The Humanities program at The Hill, uses "greatest jewels" of human creative and intellectual accomplishment, as the foundation from which the students as citizens of a rapidly changing 21st century global community will venture farther afield in both space (beyond the traditionally defined West) and time (to study contemporary creative works) while looking ahead to anticipate the adult world they are about to inherit.Humanities 3 and 4 together are designed to guide students as they attain the sophisticated levels of both critical and creative thinking that are the foundation of effective, lucid and compelling oral and written articulation of their own understanding, analysis and appreciation. These are the “skills” at the core of the Humanities program at The Hill, as they are throughout the liberal arts curriculum.
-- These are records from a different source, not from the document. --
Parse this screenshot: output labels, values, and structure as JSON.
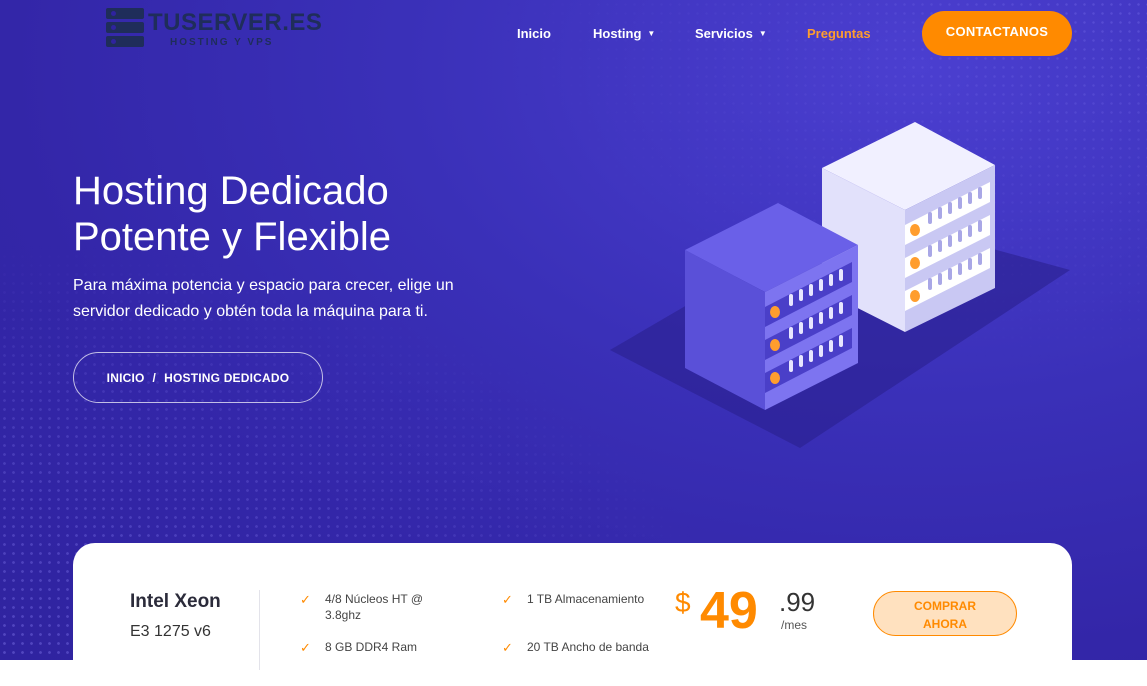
{
  "brand": {
    "title": "TUSERVER.ES",
    "subtitle": "HOSTING Y VPS",
    "icon": "server-stack-icon"
  },
  "nav": {
    "items": [
      {
        "label": "Inicio",
        "dropdown": false,
        "active": false
      },
      {
        "label": "Hosting",
        "dropdown": true,
        "active": false
      },
      {
        "label": "Servicios",
        "dropdown": true,
        "active": false
      },
      {
        "label": "Preguntas",
        "dropdown": false,
        "active": true
      }
    ],
    "cta_label": "CONTACTANOS"
  },
  "hero": {
    "title_line1": "Hosting Dedicado",
    "title_line2": "Potente y Flexible",
    "description": "Para máxima potencia y espacio para crecer, elige un servidor dedicado y obtén toda la máquina para ti.",
    "breadcrumb": {
      "home": "INICIO",
      "separator": "/",
      "current": "HOSTING DEDICADO"
    },
    "illustration": "isometric-servers-illustration"
  },
  "plan": {
    "cpu_name": "Intel Xeon",
    "cpu_model": "E3 1275 v6",
    "features": [
      "4/8 Núcleos HT @ 3.8ghz",
      "8 GB DDR4 Ram",
      "1 TB Almacenamiento",
      "20 TB Ancho de banda"
    ],
    "price": {
      "currency": "$",
      "integer": "49",
      "decimal": ".99",
      "period": "/mes"
    },
    "buy_line1": "COMPRAR",
    "buy_line2": "AHORA"
  },
  "colors": {
    "hero_bg": "#3326a8",
    "accent": "#ff8a00",
    "logo_dark": "#1f2d5a"
  }
}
It is the means to those ends that make the Humanities program at The Hill different; those skills are developed in response to and interaction with the “best” of human creation.
Within the evirons of the Levis '45 * Alexandre '75 Center for the Humanities, students enrolled in Humanities 3 and 4 will write on a daily basis, while exploring a wide range of genres and rhetorical methods and techniques as both critics and practitioners themselves. Students must be prepared to be challenged daily within an active, interdisciplinary, student-centered learning environment. This course requires summer preparatory work, which includes, reading, writing, and experiential activities.
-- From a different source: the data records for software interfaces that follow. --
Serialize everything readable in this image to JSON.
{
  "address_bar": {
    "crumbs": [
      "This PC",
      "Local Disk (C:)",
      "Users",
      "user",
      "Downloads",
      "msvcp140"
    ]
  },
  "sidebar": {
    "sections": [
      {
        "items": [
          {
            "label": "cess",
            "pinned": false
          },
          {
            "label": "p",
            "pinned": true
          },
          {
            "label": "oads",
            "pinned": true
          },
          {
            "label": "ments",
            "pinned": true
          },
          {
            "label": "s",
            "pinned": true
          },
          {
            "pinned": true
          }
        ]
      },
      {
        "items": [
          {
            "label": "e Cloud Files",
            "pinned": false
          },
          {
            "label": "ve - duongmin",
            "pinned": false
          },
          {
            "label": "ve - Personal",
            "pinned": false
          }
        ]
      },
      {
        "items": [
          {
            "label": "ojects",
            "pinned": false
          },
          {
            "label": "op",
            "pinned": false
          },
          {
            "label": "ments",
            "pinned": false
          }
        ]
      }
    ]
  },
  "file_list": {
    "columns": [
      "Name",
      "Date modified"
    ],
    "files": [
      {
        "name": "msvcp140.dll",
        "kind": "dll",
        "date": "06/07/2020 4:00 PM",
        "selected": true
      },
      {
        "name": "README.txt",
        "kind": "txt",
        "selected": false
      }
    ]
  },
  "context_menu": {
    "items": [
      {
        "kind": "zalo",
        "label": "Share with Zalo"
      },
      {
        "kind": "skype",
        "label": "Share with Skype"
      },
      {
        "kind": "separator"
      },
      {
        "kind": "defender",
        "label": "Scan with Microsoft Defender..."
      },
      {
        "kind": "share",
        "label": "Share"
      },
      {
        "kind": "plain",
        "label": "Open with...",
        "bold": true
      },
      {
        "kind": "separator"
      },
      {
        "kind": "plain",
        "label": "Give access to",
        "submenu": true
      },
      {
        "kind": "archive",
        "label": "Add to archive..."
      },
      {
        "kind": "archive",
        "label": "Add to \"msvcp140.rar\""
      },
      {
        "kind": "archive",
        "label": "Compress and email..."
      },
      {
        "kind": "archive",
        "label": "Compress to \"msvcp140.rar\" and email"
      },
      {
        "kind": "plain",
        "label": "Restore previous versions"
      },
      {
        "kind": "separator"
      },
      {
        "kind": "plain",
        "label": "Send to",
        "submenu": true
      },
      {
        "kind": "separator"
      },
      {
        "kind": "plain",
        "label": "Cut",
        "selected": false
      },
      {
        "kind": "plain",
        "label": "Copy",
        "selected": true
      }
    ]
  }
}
For more information about the Humanities Department, please contact Dr. Kathryn Malone, the Elizabeth B. Blossom Chair of Humanities, at email@example.com.
Humanities 3 AP English Language
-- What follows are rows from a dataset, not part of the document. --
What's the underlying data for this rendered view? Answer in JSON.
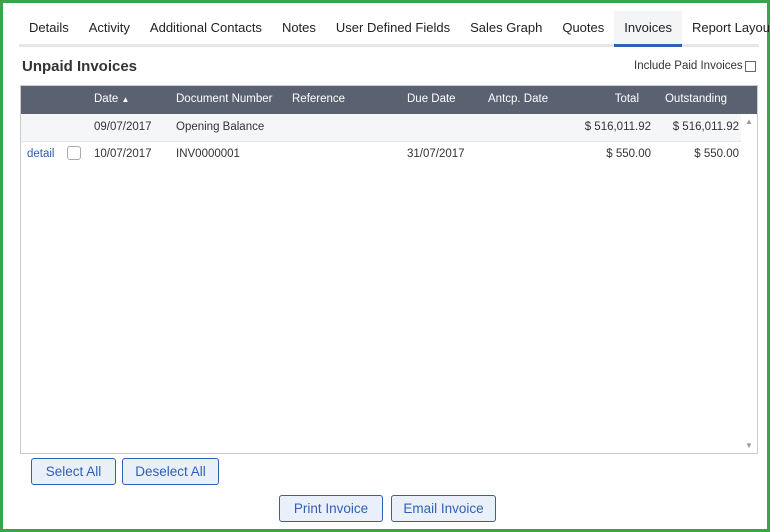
{
  "tabs": [
    {
      "label": "Details"
    },
    {
      "label": "Activity"
    },
    {
      "label": "Additional Contacts"
    },
    {
      "label": "Notes"
    },
    {
      "label": "User Defined Fields"
    },
    {
      "label": "Sales Graph"
    },
    {
      "label": "Quotes"
    },
    {
      "label": "Invoices",
      "active": true
    },
    {
      "label": "Report Layouts"
    }
  ],
  "section": {
    "title": "Unpaid Invoices",
    "include_paid_label": "Include Paid Invoices",
    "include_paid_checked": false
  },
  "table": {
    "columns": {
      "date": "Date",
      "sort_indicator": "▲",
      "document_number": "Document Number",
      "reference": "Reference",
      "due_date": "Due Date",
      "antcp_date": "Antcp. Date",
      "total": "Total",
      "outstanding": "Outstanding"
    },
    "opening_balance": {
      "date": "09/07/2017",
      "document_number": "Opening Balance",
      "total": "$ 516,011.92",
      "outstanding": "$ 516,011.92"
    },
    "rows": [
      {
        "link": "detail",
        "date": "10/07/2017",
        "document_number": "INV0000001",
        "reference": "",
        "due_date": "31/07/2017",
        "antcp_date": "",
        "total": "$ 550.00",
        "outstanding": "$ 550.00"
      }
    ]
  },
  "buttons": {
    "select_all": "Select All",
    "deselect_all": "Deselect All",
    "print_invoice": "Print Invoice",
    "email_invoice": "Email Invoice"
  },
  "colors": {
    "border": "#3aa548",
    "accent": "#2f5fb8",
    "header_bg": "#5a6170"
  }
}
Fifth form Humanities 3 AP is the first year of a two-year sequence of courses. It prepares students for the CEEB Advanced Placement Examination in AP English Language and Composition.
Humanities 3 students will explore rhetorical masters spanning from Prospero in the Tempest to such diverse characters as Jonathan Swift, Abraham Lincoln, F. Scott Fitzgerald, and Annie Dillard.
Humanities 4 AP English Literature
Sixth form Humanities 4 AP is the second year of a two-year sequence of courses. It prepares students for the CEEB Advanced Placement Examination in AP English Literature and Composition.
Humanities 4 students will explore the critical concepts of “genius” “greatness” and “excellence” through their encounters with the Illiad and Hamlet as well as Michelangelo and Beethoven, and a variety of modern, contemporary, and global authors, artists, and cultural phenomena.